Japanese Whisky: A Unique Style

07-07-2017 By Whizzky Staff Writer

Until recently, few people outside of Japan knew about the existence of Japanese whisky. Brands such as Nikka, Yamazaki, Hibiki are now frequent in whisky speak, even with celebrities. American superstar Beyoncé (2016) makes mention of Yamazaki in her song titled 6 Inch with the lyrics “...her Yamazaki straight from Tokyo”, signalling the popularity that Japanese whisky enjoys.

The land of the rising sun and cherry blossoms has enjoyed several international whisky awards including the Yamazaki Sherry Cask 2013 being named the World Whisky of the Year by Jim Murray in 2015. The Hibiki 21 Year Old has also taken the award for Best Blended Whisky, 5 years in a row at the World Whisky Awards.

A Brief History

Japanese whisky owes its global popularity to 2 Japanese whisky pioneers Masataka Taketsuru and Shinjiro Torii who founded the most recognized Japanese whisky brands: Suntory and Nikka.

Masataka Takestsuru and Shinjiro Torii

(Source: Goin' Japaneseque. Image by Unknown)

Taketsuru studied organic chemistry in Glasglow and worked at a few Scottish distilleries including Longmorn in Campbelltown. He returned to Japan in 1920 with knowledge of whisky making and his Scottish wife Jessie Roberta (Rita) Taketsuru. Torii was a pharmaceutical wholesaler who created a successful port wine called Akadama. He had an appreciation for whisky and wanted to create a whisky for Japanese tastes. The 2 men joined forces to create Japan’s first ever whisky called Suntory Shirofuda in 1929 from the Yamazaki distillery.

Since then, Japanese distilleries litter the small country, including Nikka distillery, Chichibu distillery, Mars Shinshu and Hakushu distillery that produces the award winning Hibiki whisky.

Japanes whisky bottles suntory whisky toki pure malt yamazaki 12 year olf hakushu 12 year

Japanese whisky website Dekanta believes the reason behind the success of Japanese whisky is due to a national motto that the Japanese adopted called Wakon Yosai.

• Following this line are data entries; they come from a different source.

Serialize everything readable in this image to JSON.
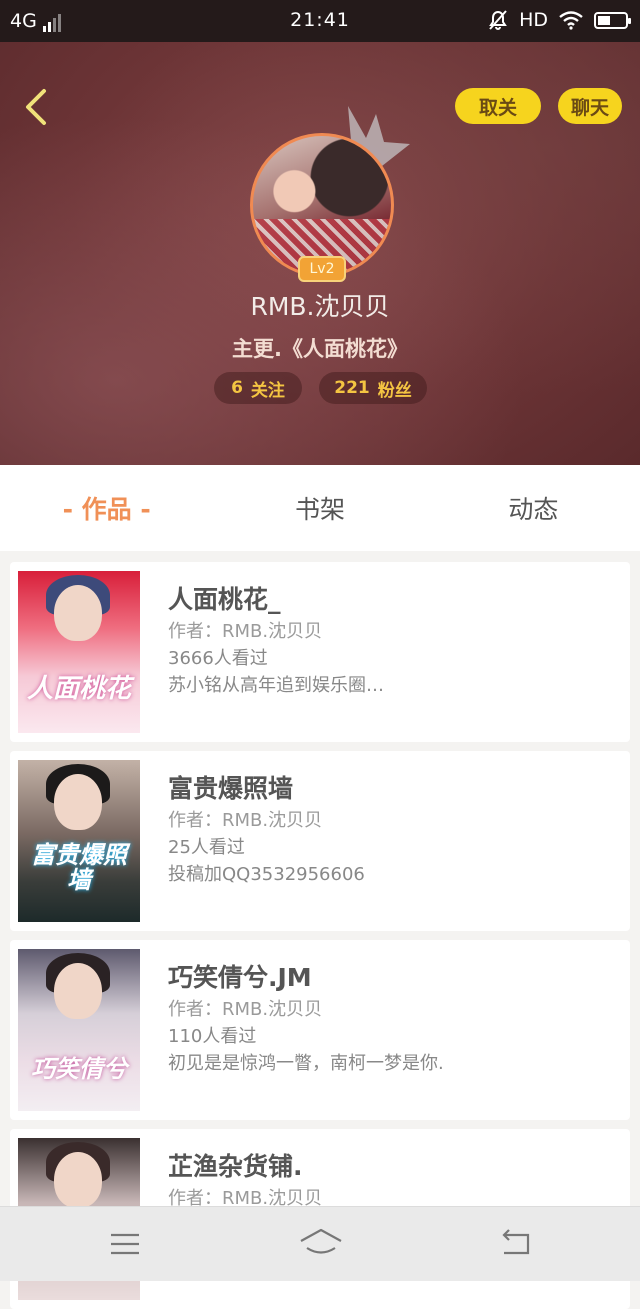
{
  "status_bar": {
    "network": "4G",
    "time": "21:41",
    "hd": "HD"
  },
  "profile": {
    "unfollow_label": "取关",
    "chat_label": "聊天",
    "level": "Lv2",
    "nickname": "RMB.沈贝贝",
    "subtitle": "主更.《人面桃花》",
    "following_count": "6",
    "following_label": "关注",
    "fans_count": "221",
    "fans_label": "粉丝"
  },
  "tabs": [
    {
      "label": "- 作品 -",
      "active": true
    },
    {
      "label": "书架",
      "active": false
    },
    {
      "label": "动态",
      "active": false
    }
  ],
  "books": [
    {
      "title": "人面桃花_",
      "author": "作者：RMB.沈贝贝",
      "views": "3666人看过",
      "desc": "苏小铭从高年追到娱乐圈…",
      "cover_title": "人面桃花"
    },
    {
      "title": "富贵爆照墙",
      "author": "作者：RMB.沈贝贝",
      "views": "25人看过",
      "desc": "投稿加QQ3532956606",
      "cover_title": "富贵爆照墙"
    },
    {
      "title": "巧笑倩兮.JM",
      "author": "作者：RMB.沈贝贝",
      "views": "110人看过",
      "desc": "初见是是惊鸿一瞥，南柯一梦是你.",
      "cover_title": "巧笑倩兮"
    },
    {
      "title": "芷渔杂货铺.",
      "author": "作者：RMB.沈贝贝",
      "views": "",
      "desc": "",
      "cover_title": ""
    }
  ],
  "colors": {
    "accent_yellow": "#f6d41e",
    "tab_active": "#f09057",
    "avatar_ring": "#f08a52"
  },
  "icons": [
    "signal-icon",
    "mute-icon",
    "wifi-icon",
    "battery-icon",
    "back-icon",
    "crown-icon",
    "menu-icon",
    "home-icon",
    "return-icon"
  ]
}
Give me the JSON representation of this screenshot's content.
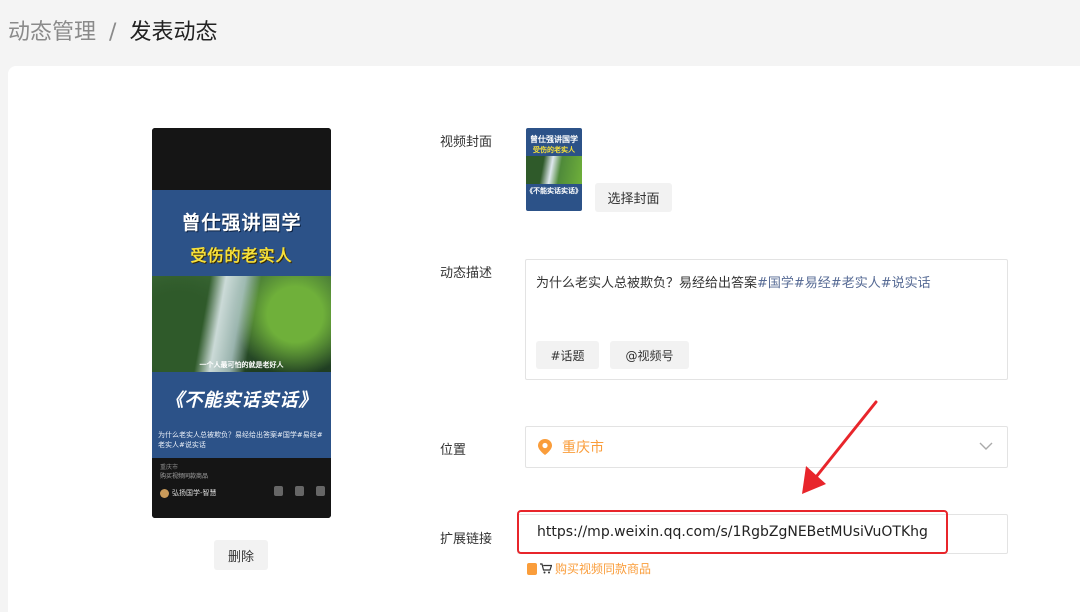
{
  "breadcrumb": {
    "parent": "动态管理",
    "separator": "/",
    "current": "发表动态"
  },
  "preview": {
    "cover_title": "曾仕强讲国学",
    "cover_subtitle": "受伤的老实人",
    "photo_caption": "一个人最可怕的就是老好人",
    "cover_title2": "《不能实话实话》",
    "caption": "为什么老实人总被欺负？易经给出答案#国学#易经#老实人#说实话",
    "location": "重庆市",
    "shop_text": "购买视频同款商品",
    "author": "弘扬国学-智慧"
  },
  "delete_label": "删除",
  "form": {
    "cover_label": "视频封面",
    "choose_cover_label": "选择封面",
    "desc_label": "动态描述",
    "desc_text": "为什么老实人总被欺负？易经给出答案",
    "desc_tags": "#国学#易经#老实人#说实话",
    "topic_chip": "#话题",
    "channel_chip": "@视频号",
    "location_label": "位置",
    "location_value": "重庆市",
    "link_label": "扩展链接",
    "link_value": "https://mp.weixin.qq.com/s/1RgbZgNEBetMUsiVuOTKhg",
    "buy_link": "购买视频同款商品"
  },
  "thumb": {
    "t1": "曾仕强讲国学",
    "t2": "受伤的老实人",
    "t3": "《不能实话实话》"
  },
  "colors": {
    "accent": "#fa9d3b",
    "tag": "#576b95",
    "highlight": "#e8252b"
  }
}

" When modernity came to Japan, the Japanese adopted a strategy to deal with it: Wakon Yosai, or in English “Western technology, Japanese spirit.” It meant that Japan could use the best techniques available in the world and hopefully improve on them while making them fit for Japanese circumstances."

The Japanese in their contact with the western world adopted this principle even with whisky production. Their whisky production uses the highest Scottish standards to suit the delicate Japanese palette.

(Main Photo Source: Dekanta. Image by Henry Baldvin)